Himalaya, which was founded in 2012, has long been eyeing a move into consumer finance. According to previous media reports, the Shanghai-based unicorn started to dabble in co-branded credit card business in 2017, collaborating with financial institutions such as China Construction Bank, Industrial and Commercial Bank of China, Everbright Bank and Huaxia Bank.
In mid-2018, the Chinese podcast leader teamed up with UnionPay, the third-largest third-party payment service provider after Alipay and WeChat Pay, in a co-promotional campaign. This allowed UnionPay users to obtain free Himalaya membership rights after they make purchases in excess of a certain threshold.
In the following years, Himalaya expanded its ties with not just banks but online financial platforms. It launched in 2020 a webpage that drew traffic to online credit products marketed by banking startups and fintech firms including Xinwang Bank, Wanda Puhui and 360 DigiTech. Thereafter, Himalaya even engaged in user acquisition for bank partners.
Currently, the mix of the company's financial services spans three key categories: credit, deposit wealth management and insurance. However, due to the lack of financial licenses, the company only acts as a broker that earns commissions by facilitating loans. The debut of “Xiao Tong Xi Hua Hua” in conjunction with Allinpay could mark a departure from this model.
According to public information, there were 30 licensed consumer finance companies within China as of September 2021. In recent years, several tech giants have acquired stakes in consumer finance companies. Xiaomi and Ant Group are two best-known examples.
But with the shift in China's regulatory landscape, the lack of financial licenses may no longer be the only thing that thwarts Himalaya’s ambitions to branch into consumer finance.

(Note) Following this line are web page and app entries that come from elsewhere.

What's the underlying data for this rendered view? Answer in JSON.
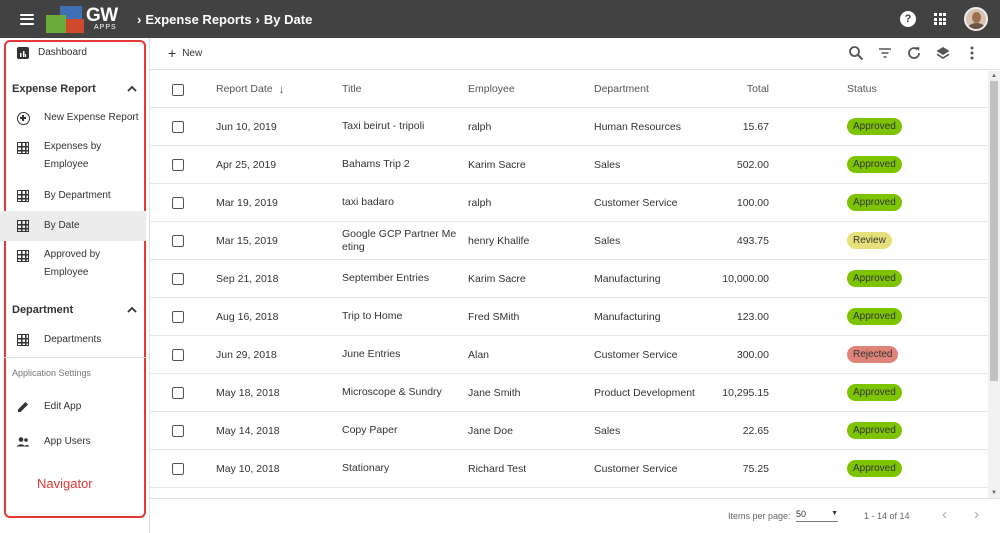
{
  "header": {
    "logo_main": "GW",
    "logo_sub": "APPS",
    "breadcrumb": [
      "Expense Reports",
      "By Date"
    ],
    "help_glyph": "?"
  },
  "sidebar": {
    "dashboard": "Dashboard",
    "expense_section": "Expense Report",
    "expense_items": [
      {
        "label": "New Expense Report",
        "icon": "add-circle-icon"
      },
      {
        "label": "Expenses by\nEmployee",
        "icon": "grid-icon"
      },
      {
        "label": "By Department",
        "icon": "grid-icon"
      },
      {
        "label": "By Date",
        "icon": "grid-icon",
        "active": true
      },
      {
        "label": "Approved by\nEmployee",
        "icon": "grid-icon"
      }
    ],
    "department_section": "Department",
    "department_items": [
      {
        "label": "Departments",
        "icon": "grid-icon"
      }
    ],
    "settings_heading": "Application Settings",
    "settings_items": [
      {
        "label": "Edit App",
        "icon": "pencil-icon"
      },
      {
        "label": "App Users",
        "icon": "users-icon"
      }
    ],
    "annotation_label": "Navigator"
  },
  "toolbar": {
    "new_label": "New",
    "icons": [
      "search-icon",
      "filter-icon",
      "refresh-icon",
      "layers-icon",
      "more-vert-icon"
    ]
  },
  "table": {
    "columns": [
      "Report Date",
      "Title",
      "Employee",
      "Department",
      "Total",
      "Status"
    ],
    "sort_arrow": "↓",
    "rows": [
      {
        "date": "Jun 10, 2019",
        "title": "Taxi beirut - tripoli",
        "employee": "ralph",
        "department": "Human Resources",
        "total": "15.67",
        "status": "Approved"
      },
      {
        "date": "Apr 25, 2019",
        "title": "Bahams Trip 2",
        "employee": "Karim Sacre",
        "department": "Sales",
        "total": "502.00",
        "status": "Approved"
      },
      {
        "date": "Mar 19, 2019",
        "title": "taxi badaro",
        "employee": "ralph",
        "department": "Customer Service",
        "total": "100.00",
        "status": "Approved"
      },
      {
        "date": "Mar 15, 2019",
        "title": "Google GCP Partner Me\neting",
        "employee": "henry Khalife",
        "department": "Sales",
        "total": "493.75",
        "status": "Review"
      },
      {
        "date": "Sep 21, 2018",
        "title": "September Entries",
        "employee": "Karim Sacre",
        "department": "Manufacturing",
        "total": "10,000.00",
        "status": "Approved"
      },
      {
        "date": "Aug 16, 2018",
        "title": "Trip to Home",
        "employee": "Fred SMith",
        "department": "Manufacturing",
        "total": "123.00",
        "status": "Approved"
      },
      {
        "date": "Jun 29, 2018",
        "title": "June Entries",
        "employee": "Alan",
        "department": "Customer Service",
        "total": "300.00",
        "status": "Rejected"
      },
      {
        "date": "May 18, 2018",
        "title": "Microscope & Sundry",
        "employee": "Jane Smith",
        "department": "Product Development",
        "total": "10,295.15",
        "status": "Approved"
      },
      {
        "date": "May 14, 2018",
        "title": "Copy Paper",
        "employee": "Jane Doe",
        "department": "Sales",
        "total": "22.65",
        "status": "Approved"
      },
      {
        "date": "May 10, 2018",
        "title": "Stationary",
        "employee": "Richard Test",
        "department": "Customer Service",
        "total": "75.25",
        "status": "Approved"
      }
    ]
  },
  "status_colors": {
    "Approved": "#7cc400",
    "Review": "#e6e07a",
    "Rejected": "#e0847a"
  },
  "pagination": {
    "items_per_page_label": "Items per page:",
    "items_per_page": "50",
    "range": "1 - 14 of 14",
    "prev_glyph": "‹",
    "next_glyph": "›"
  },
  "colors": {
    "topbar": "#424242",
    "navigator_outline": "#e53935"
  }
}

China's National Development and Reform Commission released a directive on January 19 in which it stressed the need to tighten supervision of the financial sector and strictly scrutinize platform companies’ acquisition of stakes in financial institutions and local financial organizations.
This has further darkened the prospect for Himalaya to operate the credit business on its own. Himalaya filed a prospectus with US Securities and Exchange Commission in April last year. But the firm halted its IPO application in July amid a widening regulatory probe following the Didi saga.
According to its prospectus, as of June 2021, the audio giant boasted 262 million monthly active users (MAU), including 111 million on mobile devices and another 151 million who tuned in via IoT and other open platforms.
Subscription and advertising constitute Himalaya's primary revenue streams, accounting for 80% of its operating revenue.
Of the CNY 2.51 billion (USD 395 million) generated in revenue in the first half of 2021, subscription fees amounted to CNY 1.37 billion, or 54.6% of the total, while advertising income stood at CNY 600 million, making up 24.5% of the overall revenue. Himalaya posted a loss of CNY 323 million for the same period.